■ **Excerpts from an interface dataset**
———
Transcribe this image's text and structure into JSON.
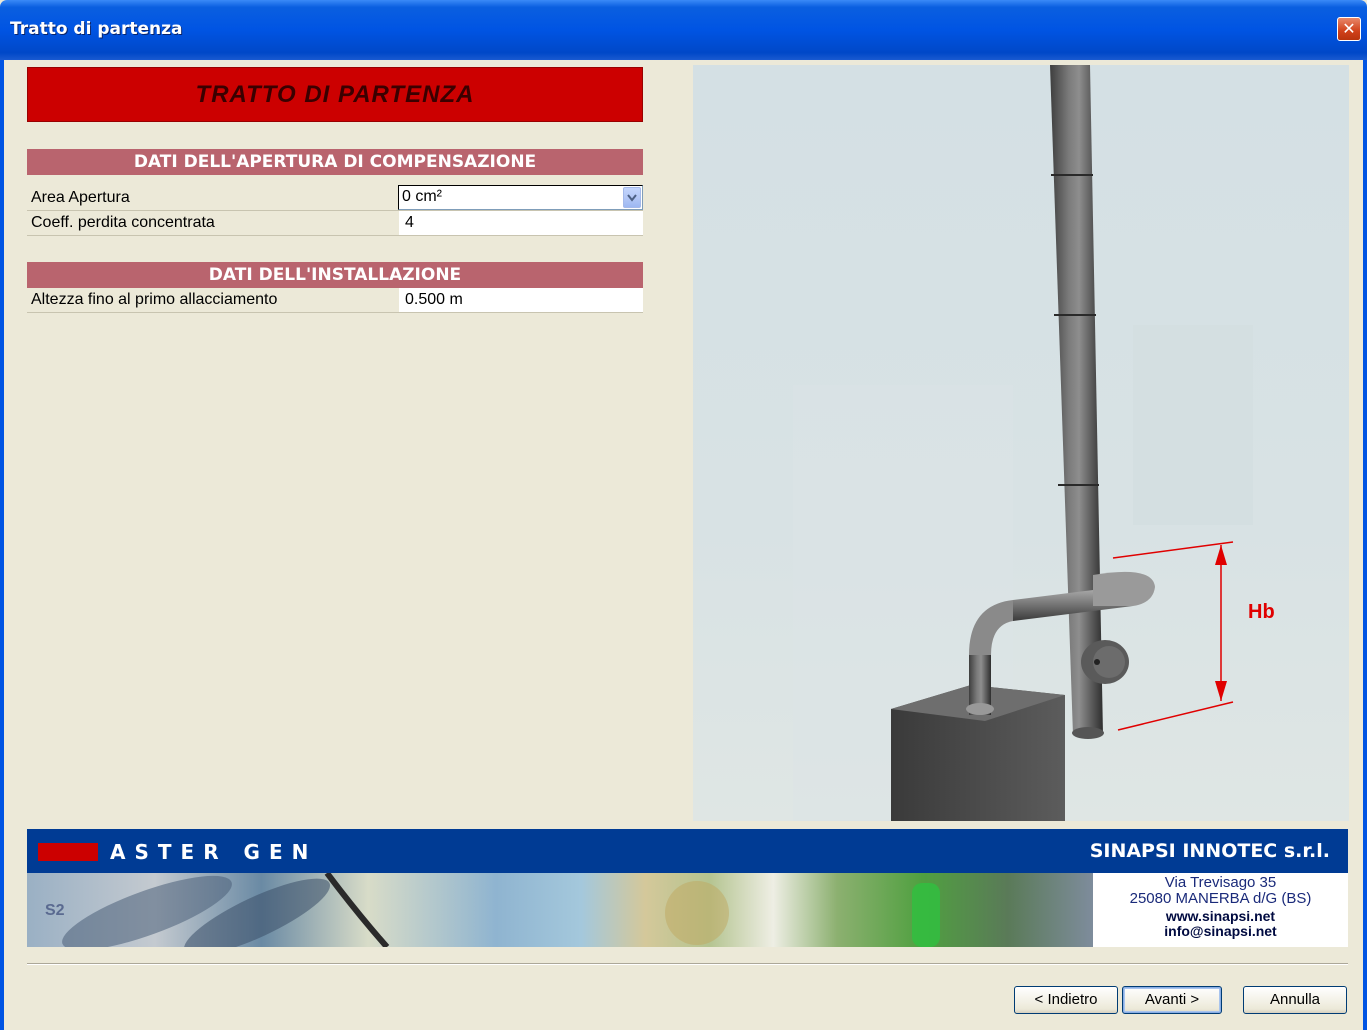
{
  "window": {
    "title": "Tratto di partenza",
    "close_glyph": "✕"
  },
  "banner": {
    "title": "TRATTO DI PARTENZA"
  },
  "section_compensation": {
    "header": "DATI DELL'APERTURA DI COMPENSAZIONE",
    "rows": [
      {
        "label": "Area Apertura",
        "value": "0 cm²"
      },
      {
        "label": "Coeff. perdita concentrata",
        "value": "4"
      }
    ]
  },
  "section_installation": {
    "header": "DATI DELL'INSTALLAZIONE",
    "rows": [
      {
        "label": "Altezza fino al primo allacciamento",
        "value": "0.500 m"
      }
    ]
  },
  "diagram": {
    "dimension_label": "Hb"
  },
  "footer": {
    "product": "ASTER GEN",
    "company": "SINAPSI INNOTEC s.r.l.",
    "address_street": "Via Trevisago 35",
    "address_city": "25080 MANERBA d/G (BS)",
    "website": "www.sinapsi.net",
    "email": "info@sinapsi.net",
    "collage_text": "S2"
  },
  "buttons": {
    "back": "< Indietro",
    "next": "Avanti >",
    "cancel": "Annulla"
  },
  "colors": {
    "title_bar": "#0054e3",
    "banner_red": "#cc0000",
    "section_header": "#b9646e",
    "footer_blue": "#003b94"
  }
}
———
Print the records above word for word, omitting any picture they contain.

■ **SOLUTION TO THE PROBLEM**
Transcribe this image's text and structure into JSON.
{
  "window": {
    "title": "Tratto di partenza",
    "close_glyph": "✕"
  },
  "banner": {
    "title": "TRATTO DI PARTENZA"
  },
  "section_compensation": {
    "header": "DATI DELL'APERTURA DI COMPENSAZIONE",
    "rows": [
      {
        "label": "Area Apertura",
        "value": "0 cm²"
      },
      {
        "label": "Coeff. perdita concentrata",
        "value": "4"
      }
    ]
  },
  "section_installation": {
    "header": "DATI DELL'INSTALLAZIONE",
    "rows": [
      {
        "label": "Altezza fino al primo allacciamento",
        "value": "0.500 m"
      }
    ]
  },
  "diagram": {
    "dimension_label": "Hb"
  },
  "footer": {
    "product": "ASTER GEN",
    "company": "SINAPSI INNOTEC s.r.l.",
    "address_street": "Via Trevisago 35",
    "address_city": "25080 MANERBA d/G (BS)",
    "website": "www.sinapsi.net",
    "email": "info@sinapsi.net",
    "collage_text": "S2"
  },
  "buttons": {
    "back": "< Indietro",
    "next": "Avanti >",
    "cancel": "Annulla"
  },
  "colors": {
    "title_bar": "#0054e3",
    "banner_red": "#cc0000",
    "section_header": "#b9646e",
    "footer_blue": "#003b94"
  }
}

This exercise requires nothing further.